The property owner must be paid for the seizure since the Fifth Amendment to the Constitution states that private property cannot be expropriated “for public use without just compensation.”

Who owns the moon?

The Outer Space Treaty means therefore that – no matter whose national flags are planted on the lunar surface – no nation can ‘own’ the Moon. As of 2019, 109 nations are bound by the Treaty, and another 23 have signed the agreement but have yet to be officially recognised.

Can the government forcibly take your property?

As early as 1910, the Supreme Court in US v. Toribio defined the power of eminent domain as “the right of a government to take and appropriate private property to public use, whenever the public exigency requires it, which can be done only on condition of providing a reasonable compensation therefor.”

Do I own my land or does the government?

How much of your property do you actually own? Property owners, you – and your bank – definitively own your home. … Laws vary from state to state, but typically, if you – or your great grandfather – bought your property before 1891, then you often own all the way down to the centre of the earth.

Can someone take your land?

Ownership of land is not always permanent. A trespasser can make a claim for the title of a piece of land and their claim can be successful if they have occupied it for a considerable period of time. This is generally referred to as “Squatter’s rights” but in law it is known as adverse possession.

Can you stop eminent domain?

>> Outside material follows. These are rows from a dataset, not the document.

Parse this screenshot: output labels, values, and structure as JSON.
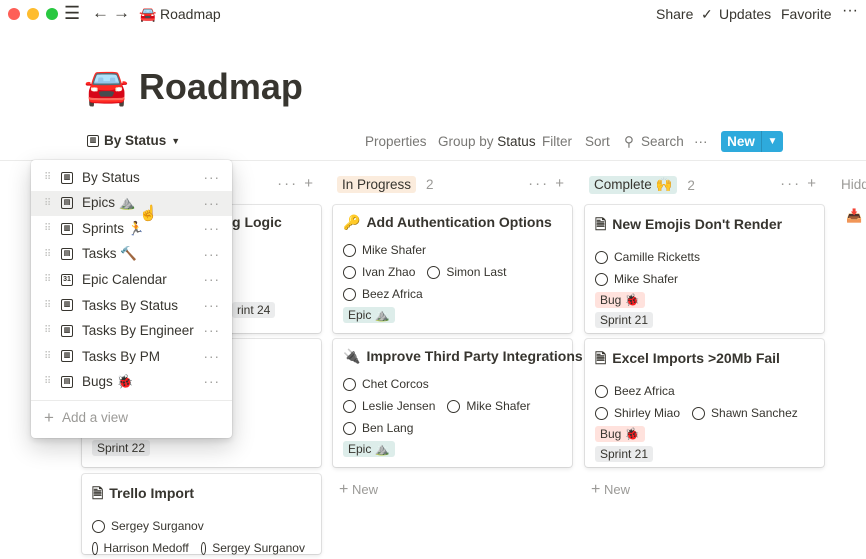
{
  "window": {
    "title": "Roadmap",
    "page_emoji": "🚘",
    "actions": [
      "Share",
      "Updates",
      "Favorite"
    ]
  },
  "page": {
    "title": "Roadmap"
  },
  "toolbar": {
    "view": "By Status",
    "properties": "Properties",
    "group_by": "Group by",
    "group_value": "Status",
    "filter": "Filter",
    "sort": "Sort",
    "search": "Search",
    "more": "···",
    "new": "New"
  },
  "columns": [
    {
      "cards": [
        {
          "title": "g Logic",
          "tags": [
            {
              "label": "rint 24",
              "color": "#ebeced"
            }
          ]
        },
        {
          "title": "",
          "tags": [
            {
              "label": "Sprint 22",
              "color": "#ebeced"
            }
          ]
        },
        {
          "title": "Trello Import",
          "icon": "page-icon",
          "people": [
            [
              "Sergey Surganov"
            ],
            [
              "Harrison Medoff",
              "Sergey Surganov"
            ]
          ],
          "tags": []
        }
      ]
    },
    {
      "label": "In Progress",
      "color": "#fbecdd",
      "count": "2",
      "cards": [
        {
          "title": "Add Authentication Options",
          "icon": "🔑",
          "people": [
            [
              "Mike Shafer"
            ],
            [
              "Ivan Zhao",
              "Simon Last"
            ],
            [
              "Beez Africa"
            ]
          ],
          "tags": [
            {
              "label": "Epic ⛰️",
              "color": "#ddedea"
            }
          ]
        },
        {
          "title": "Improve Third Party Integrations",
          "icon": "🔌",
          "people": [
            [
              "Chet Corcos"
            ],
            [
              "Leslie Jensen",
              "Mike Shafer"
            ],
            [
              "Ben Lang"
            ]
          ],
          "tags": [
            {
              "label": "Epic ⛰️",
              "color": "#ddedea"
            }
          ]
        }
      ],
      "new": "New"
    },
    {
      "label": "Complete 🙌",
      "color": "#ddedea",
      "count": "2",
      "cards": [
        {
          "title": "New Emojis Don't Render",
          "icon": "page-icon",
          "people": [
            [
              "Camille Ricketts"
            ],
            [
              "Mike Shafer"
            ]
          ],
          "tags": [
            {
              "label": "Bug 🐞",
              "color": "#ffe2dd"
            },
            {
              "label": "Sprint 21",
              "color": "#ebeced"
            }
          ]
        },
        {
          "title": "Excel Imports >20Mb Fail",
          "icon": "page-icon",
          "people": [
            [
              "Beez Africa"
            ],
            [
              "Shirley Miao",
              "Shawn Sanchez"
            ]
          ],
          "tags": [
            {
              "label": "Bug 🐞",
              "color": "#ffe2dd"
            },
            {
              "label": "Sprint 21",
              "color": "#ebeced"
            }
          ]
        }
      ],
      "new": "New"
    }
  ],
  "hidden": {
    "label": "Hidden"
  },
  "views_menu": {
    "items": [
      {
        "label": "By Status",
        "type": "board"
      },
      {
        "label": "Epics ⛰️",
        "type": "table",
        "hovered": true
      },
      {
        "label": "Sprints 🏃",
        "type": "board"
      },
      {
        "label": "Tasks 🔨",
        "type": "table"
      },
      {
        "label": "Epic Calendar",
        "type": "calendar"
      },
      {
        "label": "Tasks By Status",
        "type": "board"
      },
      {
        "label": "Tasks By Engineer",
        "type": "board"
      },
      {
        "label": "Tasks By PM",
        "type": "board"
      },
      {
        "label": "Bugs 🐞",
        "type": "table"
      }
    ],
    "add": "Add a view"
  }
}
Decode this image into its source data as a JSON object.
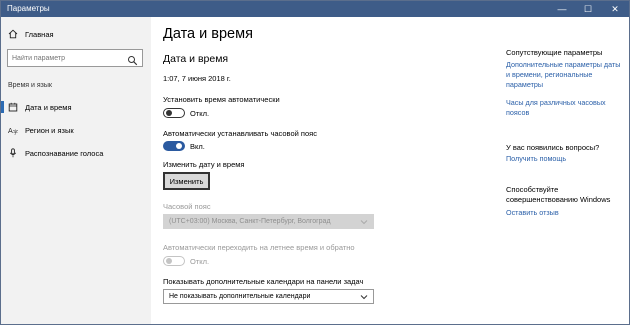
{
  "window": {
    "title": "Параметры",
    "minimize": "—",
    "maximize": "☐",
    "close": "✕"
  },
  "sidebar": {
    "home": "Главная",
    "search_placeholder": "Найти параметр",
    "section": "Время и язык",
    "items": [
      {
        "label": "Дата и время",
        "icon": "calendar-icon",
        "selected": true
      },
      {
        "label": "Регион и язык",
        "icon": "region-icon",
        "selected": false
      },
      {
        "label": "Распознавание голоса",
        "icon": "microphone-icon",
        "selected": false
      }
    ]
  },
  "main": {
    "page_title": "Дата и время",
    "section_title": "Дата и время",
    "current_datetime": "1:07, 7 июня 2018 г.",
    "auto_time": {
      "label": "Установить время автоматически",
      "state": "Откл."
    },
    "auto_timezone": {
      "label": "Автоматически устанавливать часовой пояс",
      "state": "Вкл."
    },
    "change": {
      "label": "Изменить дату и время",
      "button": "Изменить"
    },
    "timezone": {
      "label": "Часовой пояс",
      "value": "(UTC+03:00) Москва, Санкт-Петербург, Волгоград"
    },
    "dst": {
      "label": "Автоматически переходить на летнее время и обратно",
      "state": "Откл."
    },
    "calendars": {
      "label": "Показывать дополнительные календари на панели задач",
      "value": "Не показывать дополнительные календари"
    }
  },
  "related": {
    "title": "Сопутствующие параметры",
    "link1_line1": "Дополнительные параметры даты",
    "link1_line2": "и времени, региональные",
    "link1_line3": "параметры",
    "link2_line1": "Часы для различных часовых",
    "link2_line2": "поясов",
    "question_title": "У вас появились вопросы?",
    "help_link": "Получить помощь",
    "improve_line1": "Способствуйте",
    "improve_line2": "совершенствованию Windows",
    "feedback_link": "Оставить отзыв"
  },
  "colors": {
    "titlebar": "#3e5c88",
    "accent": "#2b5aa0",
    "link": "#2a5fa8",
    "sidebar": "#f2f2f2"
  }
}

In order to exercise eminent domain authority, the land must be purchased for public use or purpose. … Depending on the circumstances, you may be able to prevent your property from being taken through eminent domain if a court determines that the condemnation is not for a public use project.

Can the government take private property without payment of just compensation?

The Constitution protects property rights through the Fifth and Fourteenth Amendments’ Due Process Clauses and, more directly, through the Fifth Amendment’s Takings Clause: “nor shall private property be taken for public use without just compensation.” There are two basic ways government can take property: (1) outright …

What happens if you refuse eminent domain?

Assuming you decline, the government will file an action in court to seize your property through eminent domain. Then, the court schedules an Order of Taking. This is a court hearing in which the government argues that it attempted to purchase your land for a fair price and is justified in seizing it for public use.